Currently, the state spends about NIS 1 billion a year to support yeshivas. This includes a stipend of NIS 800 a month for every married yeshiva student. In addition, Haredi families usually benefit from various other state welfare payments, as well as discounts on taxes and services.
Kadima sources said Wednesday that while the party hasn't joined the Yesh Atid-Habayit Hayehudi alliance, its views on the Haredi draft issue are very similar. They said that Mofaz's meeting with Netanyahu was businesslike, but so far, negotiations between the parties haven't made any progress.
MK Elazar Stern (Hatnuah ), considered an expert on the draft issue due to his former job as head of the Israel Defense Forces' Personnel Directorate, has been appointed by his party to negotiate with Likud on the issue.

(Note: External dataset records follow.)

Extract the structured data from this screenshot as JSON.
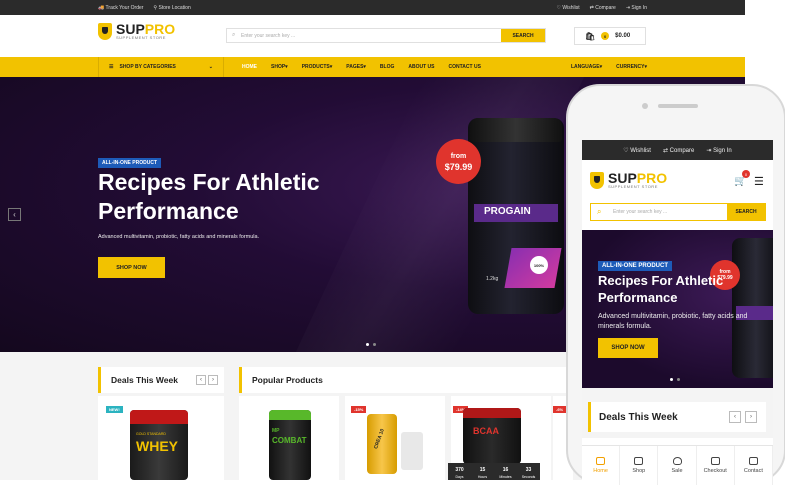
{
  "topbar": {
    "track": "Track Your Order",
    "store": "Store Location",
    "wishlist": "Wishlist",
    "compare": "Compare",
    "signin": "Sign In"
  },
  "brand": {
    "name_a": "SUP",
    "name_b": "PRO",
    "tagline": "SUPPLEMENT STORE",
    "accent": "#f2c200"
  },
  "search": {
    "placeholder": "Enter your search key ...",
    "button": "SEARCH"
  },
  "cart": {
    "count": "0",
    "total": "$0.00"
  },
  "nav": {
    "categories": "SHOP BY CATEGORIES",
    "items": [
      "HOME",
      "SHOP",
      "PRODUCTS",
      "PAGES",
      "BLOG",
      "ABOUT US",
      "CONTACT US"
    ],
    "language": "LANGUAGE",
    "currency": "CURRENCY"
  },
  "hero": {
    "tag": "ALL-IN-ONE PRODUCT",
    "title": "Recipes For Athletic Performance",
    "subtitle": "Advanced multivitamin, probiotic, fatty acids and minerals formula.",
    "cta": "SHOP NOW",
    "price_from": "from",
    "price": "$79.99",
    "product_brand": "PROGAIN",
    "product_weight": "1.2kg",
    "product_percent": "100%"
  },
  "sections": {
    "deals": "Deals This Week",
    "popular": "Popular Products"
  },
  "products": [
    {
      "tag": "NEW!",
      "tag_color": "#2bb3c0",
      "label": "WHEY",
      "line": "GOLD STANDARD"
    },
    {
      "tag": "",
      "tag_color": "",
      "label": "COMBAT",
      "line": "MP"
    },
    {
      "tag": "-15%",
      "tag_color": "#e0342d",
      "label": "CREA 10",
      "line": ""
    },
    {
      "tag": "-14%",
      "tag_color": "#e0342d",
      "label": "BCAA",
      "line": ""
    },
    {
      "tag": "-6%",
      "tag_color": "#e0342d",
      "label": "",
      "line": ""
    }
  ],
  "timer": [
    {
      "value": "370",
      "unit": "Days"
    },
    {
      "value": "15",
      "unit": "Hours"
    },
    {
      "value": "16",
      "unit": "Minutes"
    },
    {
      "value": "33",
      "unit": "Seconds"
    }
  ],
  "phone": {
    "wishlist": "Wishlist",
    "compare": "Compare",
    "signin": "Sign In",
    "cart_count": "0",
    "search_placeholder": "Enter your search key ...",
    "search_button": "SEARCH",
    "hero_tag": "ALL-IN-ONE PRODUCT",
    "hero_title": "Recipes For Athletic Performance",
    "hero_sub": "Advanced multivitamin, probiotic, fatty acids and minerals formula.",
    "cta": "SHOP NOW",
    "price_from": "from",
    "price": "$79.99",
    "deals": "Deals This Week",
    "bottom_nav": [
      "Home",
      "Shop",
      "Sale",
      "Checkout",
      "Contact"
    ]
  }
}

So far, Hatnuah's entry into the coalition hasn't had the hoped-for effect, from Netanyahu's perspective, of pressuring Habayit Hayehudi chairman Naftali Bennett to do the same. Bennett said publicly on Wednesday that he is considering the possibility of not joining the government and that sitting in the opposition is "not a disaster." He also attacked Netanyahu's decision to sign a coalition agreement that put Hatnuah leader Livni in charge of negotiations with the Palestinians.
"We've come to serve the nation in any fashion, from the coalition or the opposition," Bennett told a meeting of his party's convention in Jerusalem on Wednesday. "The only question is what this government's path will be: buying political time, or truly coping with fundamental problems? If the new government is interested in tackling the nation of Israel's real problems, we're in. But if the goal is to buy more time, we won't be. And that's not a disaster."

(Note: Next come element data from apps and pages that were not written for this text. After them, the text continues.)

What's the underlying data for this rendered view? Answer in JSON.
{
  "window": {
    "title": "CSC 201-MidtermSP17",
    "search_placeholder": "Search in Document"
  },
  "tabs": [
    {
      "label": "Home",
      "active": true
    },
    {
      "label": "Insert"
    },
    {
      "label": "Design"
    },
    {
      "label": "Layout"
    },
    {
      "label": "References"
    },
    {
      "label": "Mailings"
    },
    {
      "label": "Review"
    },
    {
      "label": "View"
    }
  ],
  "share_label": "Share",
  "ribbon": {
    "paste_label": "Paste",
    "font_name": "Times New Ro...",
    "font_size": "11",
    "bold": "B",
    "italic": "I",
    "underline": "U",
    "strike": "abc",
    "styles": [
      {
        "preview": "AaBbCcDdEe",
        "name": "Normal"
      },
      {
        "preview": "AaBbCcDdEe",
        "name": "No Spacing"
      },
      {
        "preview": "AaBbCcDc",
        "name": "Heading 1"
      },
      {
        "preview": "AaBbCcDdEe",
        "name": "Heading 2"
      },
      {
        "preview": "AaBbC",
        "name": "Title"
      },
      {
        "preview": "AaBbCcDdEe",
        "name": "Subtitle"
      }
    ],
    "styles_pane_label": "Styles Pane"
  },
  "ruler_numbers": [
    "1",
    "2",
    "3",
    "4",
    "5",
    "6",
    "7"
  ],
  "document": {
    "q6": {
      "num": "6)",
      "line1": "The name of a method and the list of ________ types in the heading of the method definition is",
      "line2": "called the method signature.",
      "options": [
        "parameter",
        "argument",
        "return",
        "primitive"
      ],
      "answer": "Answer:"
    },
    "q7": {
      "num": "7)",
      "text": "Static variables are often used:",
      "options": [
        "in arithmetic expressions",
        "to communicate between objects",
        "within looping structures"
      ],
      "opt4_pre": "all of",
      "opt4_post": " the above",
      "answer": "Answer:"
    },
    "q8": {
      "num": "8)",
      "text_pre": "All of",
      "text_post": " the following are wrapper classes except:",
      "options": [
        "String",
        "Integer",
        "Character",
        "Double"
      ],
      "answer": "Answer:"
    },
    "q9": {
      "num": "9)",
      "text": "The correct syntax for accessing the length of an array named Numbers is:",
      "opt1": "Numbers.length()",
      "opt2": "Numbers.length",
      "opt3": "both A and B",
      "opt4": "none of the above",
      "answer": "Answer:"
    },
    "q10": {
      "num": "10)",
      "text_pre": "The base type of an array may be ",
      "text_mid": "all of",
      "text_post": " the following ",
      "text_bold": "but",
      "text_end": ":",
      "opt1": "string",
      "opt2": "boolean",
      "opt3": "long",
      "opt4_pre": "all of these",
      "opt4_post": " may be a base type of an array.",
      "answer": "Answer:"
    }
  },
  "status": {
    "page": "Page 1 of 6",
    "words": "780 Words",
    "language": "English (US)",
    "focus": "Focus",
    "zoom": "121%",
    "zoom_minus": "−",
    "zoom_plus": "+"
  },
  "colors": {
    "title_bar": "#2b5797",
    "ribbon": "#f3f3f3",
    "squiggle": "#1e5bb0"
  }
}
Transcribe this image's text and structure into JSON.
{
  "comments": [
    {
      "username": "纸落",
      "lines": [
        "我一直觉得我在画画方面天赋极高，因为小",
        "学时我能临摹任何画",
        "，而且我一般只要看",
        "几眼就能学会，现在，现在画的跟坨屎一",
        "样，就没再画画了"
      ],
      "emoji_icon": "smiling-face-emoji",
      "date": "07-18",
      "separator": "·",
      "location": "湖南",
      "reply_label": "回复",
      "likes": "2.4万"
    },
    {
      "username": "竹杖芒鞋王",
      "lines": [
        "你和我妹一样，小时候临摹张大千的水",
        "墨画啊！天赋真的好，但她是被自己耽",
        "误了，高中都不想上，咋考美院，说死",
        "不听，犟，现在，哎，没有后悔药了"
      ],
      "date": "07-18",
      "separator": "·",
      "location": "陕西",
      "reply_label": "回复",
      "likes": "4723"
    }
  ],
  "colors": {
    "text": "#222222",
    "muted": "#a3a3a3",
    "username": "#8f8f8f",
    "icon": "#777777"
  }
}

Regarding Livni, he said that he's "not interested" in Palestinian Authority President Mahmoud Abbas or any of the other PA officials who might negotiate with her. "What interests me is the nation of Israel - not Abu Mazen [Abbas], Abu Ala [Ahmed Qureia] or who knows who else will sit with Livni," he said. "They're not interesting. We're at a historic crossroads, and the ball is in the prime minister's court: Will we hold onto the Land of Israel and Jerusalem, or will we entrust the negotiations to someone who has already offered to divide the city of Jerusalem and conceded [the West Bank settlement bloc of] Ariel?"
Hatnuah later denied this accusation, saying in a statement that "Livni never conceded Ariel, and never discussed Jerusalem" during the negotiations she conducted as foreign minister in Ehud Olmert's government. "She scrupulously protected Israel's national interests. In politics, truth is also an option."

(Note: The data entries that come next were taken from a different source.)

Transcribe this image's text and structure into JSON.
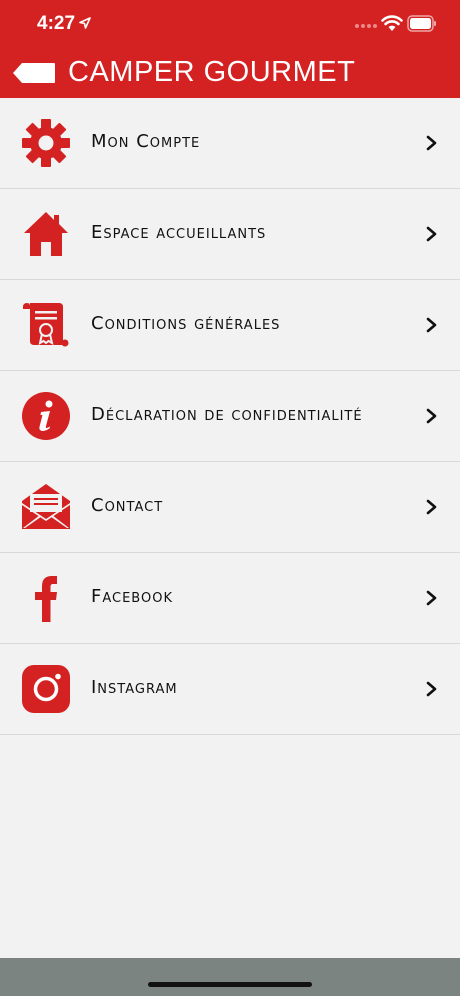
{
  "status": {
    "time": "4:27"
  },
  "header": {
    "title": "CAMPER GOURMET"
  },
  "menu": {
    "items": [
      {
        "label": "Mon Compte",
        "icon": "gear-icon"
      },
      {
        "label": "Espace accueillants",
        "icon": "home-icon"
      },
      {
        "label": "Conditions générales",
        "icon": "document-certificate-icon"
      },
      {
        "label": "Déclaration de confidentialité",
        "icon": "info-icon"
      },
      {
        "label": "Contact",
        "icon": "envelope-icon"
      },
      {
        "label": "Facebook",
        "icon": "facebook-icon"
      },
      {
        "label": "Instagram",
        "icon": "instagram-icon"
      }
    ]
  },
  "colors": {
    "accent": "#d42122",
    "background": "#f2f2f2",
    "bottom_bar": "#7c8482"
  }
}
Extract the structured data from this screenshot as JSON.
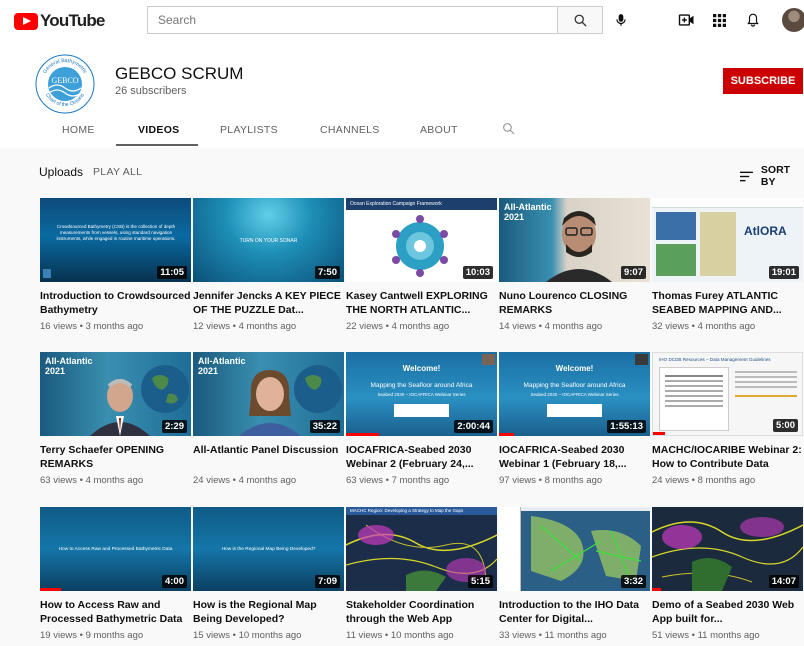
{
  "topbar": {
    "logo_text": "YouTube",
    "search_placeholder": "Search",
    "icons": [
      "search-icon",
      "mic-icon",
      "create-video-icon",
      "apps-grid-icon",
      "bell-icon",
      "avatar"
    ]
  },
  "channel": {
    "name": "GEBCO SCRUM",
    "subscribers": "26 subscribers",
    "subscribe_label": "SUBSCRIBE",
    "logo_ring_text_top": "General Bathymetric",
    "logo_ring_text_bottom": "Chart of the Oceans",
    "logo_center": "GEBCO"
  },
  "tabs": [
    {
      "label": "HOME",
      "active": false
    },
    {
      "label": "VIDEOS",
      "active": true
    },
    {
      "label": "PLAYLISTS",
      "active": false
    },
    {
      "label": "CHANNELS",
      "active": false
    },
    {
      "label": "ABOUT",
      "active": false
    }
  ],
  "section": {
    "title": "Uploads",
    "play_all": "PLAY ALL",
    "sort_by": "SORT BY"
  },
  "videos": [
    {
      "title": "Introduction to Crowdsourced Bathymetry",
      "meta": "16 views • 3 months ago",
      "duration": "11:05"
    },
    {
      "title": "Jennifer Jencks A KEY PIECE OF THE PUZZLE Dat...",
      "meta": "12 views • 4 months ago",
      "duration": "7:50"
    },
    {
      "title": "Kasey Cantwell EXPLORING THE NORTH ATLANTIC...",
      "meta": "22 views • 4 months ago",
      "duration": "10:03"
    },
    {
      "title": "Nuno Lourenco CLOSING REMARKS",
      "meta": "14 views • 4 months ago",
      "duration": "9:07"
    },
    {
      "title": "Thomas Furey ATLANTIC SEABED MAPPING AND...",
      "meta": "32 views • 4 months ago",
      "duration": "19:01"
    },
    {
      "title": "Terry Schaefer OPENING REMARKS",
      "meta": "63 views • 4 months ago",
      "duration": "2:29"
    },
    {
      "title": "All-Atlantic Panel Discussion",
      "meta": "24 views • 4 months ago",
      "duration": "35:22"
    },
    {
      "title": "IOCAFRICA-Seabed 2030 Webinar 2 (February 24,...",
      "meta": "63 views • 7 months ago",
      "duration": "2:00:44"
    },
    {
      "title": "IOCAFRICA-Seabed 2030 Webinar 1 (February 18,...",
      "meta": "97 views • 8 months ago",
      "duration": "1:55:13"
    },
    {
      "title": "MACHC/IOCARIBE Webinar 2: How to Contribute Data",
      "meta": "24 views • 8 months ago",
      "duration": "5:00"
    },
    {
      "title": "How to Access Raw and Processed Bathymetric Data",
      "meta": "19 views • 9 months ago",
      "duration": "4:00"
    },
    {
      "title": "How is the Regional Map Being Developed?",
      "meta": "15 views • 10 months ago",
      "duration": "7:09"
    },
    {
      "title": "Stakeholder Coordination through the Web App",
      "meta": "11 views • 10 months ago",
      "duration": "5:15"
    },
    {
      "title": "Introduction to the IHO Data Center for Digital...",
      "meta": "33 views • 11 months ago",
      "duration": "3:32"
    },
    {
      "title": "Demo of a Seabed 2030 Web App built for...",
      "meta": "51 views • 11 months ago",
      "duration": "14:07"
    }
  ],
  "thumb_text": {
    "t0": "Crowdsourced Bathymetry (CSB) is the collection of depth measurements from vessels, using standard navigation instruments, while engaged in routine maritime operations.",
    "t1": "TURN ON YOUR SONAR",
    "t2": "Ocean Exploration Campaign Framework",
    "t3_a": "All-Atlantic",
    "t3_b": "2021",
    "t4": "AtlORA",
    "t5_a": "All-Atlantic",
    "t5_b": "2021",
    "t6_a": "All-Atlantic",
    "t6_b": "2021",
    "t7_a": "Welcome!",
    "t7_b": "Mapping the Seafloor around Africa",
    "t7_c": "Seabed 2030 – IOCAFRICA Webinar Series",
    "t8_a": "Welcome!",
    "t8_b": "Mapping the Seafloor around Africa",
    "t8_c": "Seabed 2030 – IOCAFRICA Webinar Series",
    "t9": "IHO DCDB Resources – Data Management Guidelines",
    "t10": "How to Access Raw and Processed Bathymetric Data",
    "t11": "How is the Regional Map Being Developed?",
    "t12": "MACHC Region: Developing a Strategy to Map the Gaps"
  }
}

But despite Bennett's attacks on Netanyahu and Livni, his party hasn't given up on joining the coalition. on Wednesday, the convention approved a new bylaw authorizing Bennett to decide who the party's ministers will be if it does join. That is a change from the previous bylaw, which said the party's ministers should be chosen by its central committee rather than the chairman.
Meanwhile, Likud and Habayit Hayehudi continued on Wednesday to trade accusations over the personal tension between Netanyahu and Bennett, which dates back to 2006 when Bennett served as Netanyahu's bureau chief.
"For decades, there has been a natural partnership between Likud and religious Zionism," Bennett said in his convention speech. "In the recent campaign, we were crudely attacked and something in this partnership was torn. They wanted to return us to the position of the non-commissioned officer in charge of religion."
But in an interview with Army Radio, attorney David Shimron, who heads the Likud's coalition negotiations team, charged that Bennett was responsible for the ongoing rift. "The prime minister didn't go in personal directions," he said. "I think Naftali Bennett's behavior recently has created tension of one kind or another. The prime minister has set this tension aside."
Habayit Hayehudi subsequently retorted in a statement that "these smears aren't even worthy of a response. We recommend keeping a cool head and [showing] mutual respect when conducting negotiations."